We finished in Fornax with NGC 686. This one too was all but not there, being found only by it fortuitous position amidst three bright pairs of stars that all fit into the 20 Nagler field of view. I won't go on about this object, since it was detected, and not what I would term "observed"...
The last two available objects in Fornax on the list I am again working (the Herschel 2500) were too dim for Montebello's sky, so they will be left for better conditions.
On the Herschel list, we did one other object. NGC 2124 is in Lepus, below Orion. It was a tough object owing to its magnitude (13), and that it is in a rich eyepiece star field, which if difficult to star hop. Still, we bagged it, clearly noting it ghostly (almost not there) elongated shape (size 2.5'x0.5').
The observing session was relaxed, and unhurried. We also observed many regular bright objects such as M81/M82, M35, M1, M42/M43, M78, the Eskimo Nebula, M47, M46 and its planetary nebula, Thor's Helmet (NGC 2359) which showed remarkable detail, M97, M67, NGC 2903 in Leo, Sigma Orionis and others.

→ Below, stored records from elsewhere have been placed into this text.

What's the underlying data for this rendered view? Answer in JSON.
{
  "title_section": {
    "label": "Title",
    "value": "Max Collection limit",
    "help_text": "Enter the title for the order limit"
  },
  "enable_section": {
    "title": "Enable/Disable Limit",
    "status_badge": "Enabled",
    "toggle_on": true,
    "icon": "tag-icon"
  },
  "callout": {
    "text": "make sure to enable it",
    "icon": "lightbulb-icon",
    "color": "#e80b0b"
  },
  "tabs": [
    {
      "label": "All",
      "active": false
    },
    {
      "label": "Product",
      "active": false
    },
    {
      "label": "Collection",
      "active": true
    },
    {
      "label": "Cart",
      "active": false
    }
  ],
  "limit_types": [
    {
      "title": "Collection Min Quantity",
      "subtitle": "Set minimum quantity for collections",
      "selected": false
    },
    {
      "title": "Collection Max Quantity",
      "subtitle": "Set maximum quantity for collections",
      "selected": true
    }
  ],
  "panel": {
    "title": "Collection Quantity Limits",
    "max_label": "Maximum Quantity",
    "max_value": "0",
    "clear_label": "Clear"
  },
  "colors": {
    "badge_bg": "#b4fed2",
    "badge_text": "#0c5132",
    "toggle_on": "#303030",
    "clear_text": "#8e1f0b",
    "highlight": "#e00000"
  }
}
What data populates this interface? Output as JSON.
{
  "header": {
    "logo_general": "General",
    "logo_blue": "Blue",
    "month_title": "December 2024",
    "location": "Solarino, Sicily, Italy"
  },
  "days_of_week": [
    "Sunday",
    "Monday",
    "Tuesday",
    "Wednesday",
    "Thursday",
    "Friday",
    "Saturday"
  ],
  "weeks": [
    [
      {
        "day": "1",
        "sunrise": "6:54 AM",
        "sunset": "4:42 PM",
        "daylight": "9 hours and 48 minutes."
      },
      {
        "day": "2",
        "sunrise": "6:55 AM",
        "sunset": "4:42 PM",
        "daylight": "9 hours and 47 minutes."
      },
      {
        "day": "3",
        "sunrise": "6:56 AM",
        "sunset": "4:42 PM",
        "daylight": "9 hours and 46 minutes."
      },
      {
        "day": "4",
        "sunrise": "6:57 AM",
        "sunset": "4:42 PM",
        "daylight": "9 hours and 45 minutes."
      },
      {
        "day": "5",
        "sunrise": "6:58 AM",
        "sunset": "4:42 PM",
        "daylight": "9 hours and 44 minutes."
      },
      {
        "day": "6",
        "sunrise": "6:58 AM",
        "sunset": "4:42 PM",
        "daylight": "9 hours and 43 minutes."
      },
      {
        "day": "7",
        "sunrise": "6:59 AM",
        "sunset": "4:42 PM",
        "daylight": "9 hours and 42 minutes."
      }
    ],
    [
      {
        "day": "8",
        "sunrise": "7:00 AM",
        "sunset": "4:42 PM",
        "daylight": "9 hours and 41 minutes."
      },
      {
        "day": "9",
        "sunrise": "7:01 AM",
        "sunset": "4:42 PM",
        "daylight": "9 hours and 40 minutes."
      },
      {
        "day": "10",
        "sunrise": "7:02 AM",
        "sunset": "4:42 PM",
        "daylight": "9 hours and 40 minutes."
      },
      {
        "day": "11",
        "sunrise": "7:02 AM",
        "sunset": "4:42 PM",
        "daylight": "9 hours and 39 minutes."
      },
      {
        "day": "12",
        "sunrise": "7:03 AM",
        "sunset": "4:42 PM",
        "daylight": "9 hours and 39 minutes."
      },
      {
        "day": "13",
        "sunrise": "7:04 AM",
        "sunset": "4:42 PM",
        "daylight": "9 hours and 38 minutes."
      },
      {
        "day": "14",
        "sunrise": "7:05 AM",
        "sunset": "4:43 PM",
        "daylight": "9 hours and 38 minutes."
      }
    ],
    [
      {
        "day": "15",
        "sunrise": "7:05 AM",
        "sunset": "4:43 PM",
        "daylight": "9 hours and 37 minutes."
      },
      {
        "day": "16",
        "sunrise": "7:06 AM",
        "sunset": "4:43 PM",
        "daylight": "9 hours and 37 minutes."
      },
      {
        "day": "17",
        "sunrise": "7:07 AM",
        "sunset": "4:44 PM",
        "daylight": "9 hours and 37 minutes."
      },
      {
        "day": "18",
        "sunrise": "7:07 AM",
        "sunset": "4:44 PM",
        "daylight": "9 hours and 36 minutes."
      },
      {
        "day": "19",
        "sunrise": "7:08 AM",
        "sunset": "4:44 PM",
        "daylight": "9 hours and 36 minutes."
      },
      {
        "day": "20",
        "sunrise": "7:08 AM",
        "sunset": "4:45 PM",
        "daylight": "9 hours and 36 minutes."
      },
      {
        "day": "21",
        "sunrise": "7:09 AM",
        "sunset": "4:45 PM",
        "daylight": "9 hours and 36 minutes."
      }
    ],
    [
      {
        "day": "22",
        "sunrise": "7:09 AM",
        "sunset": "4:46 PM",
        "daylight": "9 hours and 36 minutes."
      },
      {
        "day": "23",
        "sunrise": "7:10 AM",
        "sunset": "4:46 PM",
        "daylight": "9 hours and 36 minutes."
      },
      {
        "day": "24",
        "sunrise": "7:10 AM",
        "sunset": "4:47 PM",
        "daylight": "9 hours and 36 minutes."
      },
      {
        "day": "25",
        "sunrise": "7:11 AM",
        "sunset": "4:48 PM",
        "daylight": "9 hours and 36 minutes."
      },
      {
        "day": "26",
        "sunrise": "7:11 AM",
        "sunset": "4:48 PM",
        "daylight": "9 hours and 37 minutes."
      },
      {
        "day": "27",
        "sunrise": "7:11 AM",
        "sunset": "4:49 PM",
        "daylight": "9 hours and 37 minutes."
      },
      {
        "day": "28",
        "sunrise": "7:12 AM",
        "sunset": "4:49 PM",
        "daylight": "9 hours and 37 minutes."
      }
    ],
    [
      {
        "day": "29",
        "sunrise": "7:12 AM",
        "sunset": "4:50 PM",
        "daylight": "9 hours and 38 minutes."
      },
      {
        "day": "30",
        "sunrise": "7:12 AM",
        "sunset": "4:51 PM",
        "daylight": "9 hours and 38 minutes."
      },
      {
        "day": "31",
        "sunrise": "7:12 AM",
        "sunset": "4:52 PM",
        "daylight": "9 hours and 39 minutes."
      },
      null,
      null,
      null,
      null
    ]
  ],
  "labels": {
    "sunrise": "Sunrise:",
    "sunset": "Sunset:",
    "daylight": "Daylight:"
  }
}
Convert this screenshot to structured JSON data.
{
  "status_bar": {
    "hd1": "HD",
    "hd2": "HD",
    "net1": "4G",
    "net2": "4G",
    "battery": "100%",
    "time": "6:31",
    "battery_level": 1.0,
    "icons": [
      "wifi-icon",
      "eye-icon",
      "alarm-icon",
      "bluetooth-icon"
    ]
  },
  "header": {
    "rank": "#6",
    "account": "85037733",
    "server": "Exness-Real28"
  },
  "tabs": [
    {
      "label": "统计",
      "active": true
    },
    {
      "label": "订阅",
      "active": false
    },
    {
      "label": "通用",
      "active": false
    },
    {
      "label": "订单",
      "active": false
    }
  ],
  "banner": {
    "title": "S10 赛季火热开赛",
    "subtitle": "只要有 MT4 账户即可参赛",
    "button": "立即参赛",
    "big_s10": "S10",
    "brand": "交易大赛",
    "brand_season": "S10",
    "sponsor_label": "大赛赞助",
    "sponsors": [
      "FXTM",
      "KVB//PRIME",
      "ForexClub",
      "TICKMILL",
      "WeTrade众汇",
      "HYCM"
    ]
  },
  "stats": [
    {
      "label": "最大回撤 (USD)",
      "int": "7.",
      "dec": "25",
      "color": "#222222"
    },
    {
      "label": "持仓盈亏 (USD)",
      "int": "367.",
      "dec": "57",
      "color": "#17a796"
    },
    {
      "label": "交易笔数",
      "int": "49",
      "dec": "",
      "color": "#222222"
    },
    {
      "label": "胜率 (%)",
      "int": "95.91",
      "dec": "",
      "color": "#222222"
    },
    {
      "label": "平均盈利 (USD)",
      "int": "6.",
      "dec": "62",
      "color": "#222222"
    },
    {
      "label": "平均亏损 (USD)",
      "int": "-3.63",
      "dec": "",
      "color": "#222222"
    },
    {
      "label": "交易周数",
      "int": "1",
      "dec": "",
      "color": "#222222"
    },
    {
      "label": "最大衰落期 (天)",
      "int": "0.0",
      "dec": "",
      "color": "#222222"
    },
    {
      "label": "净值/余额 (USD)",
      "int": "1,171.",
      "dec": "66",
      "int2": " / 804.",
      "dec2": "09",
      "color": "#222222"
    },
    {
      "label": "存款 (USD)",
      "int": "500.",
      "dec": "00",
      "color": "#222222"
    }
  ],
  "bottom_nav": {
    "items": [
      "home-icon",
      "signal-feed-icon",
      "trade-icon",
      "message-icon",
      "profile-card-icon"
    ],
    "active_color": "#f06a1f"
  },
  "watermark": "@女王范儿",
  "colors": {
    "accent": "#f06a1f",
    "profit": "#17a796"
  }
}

By moon rise, we'd had a very good night. Some scattered clouds had appeared over the last hour before moon rise, but everyone was satisfied with a nice night out. Winter observing is really great... properly dressed, one can spend 6 hours under the sky, and still get home for a good night's rest.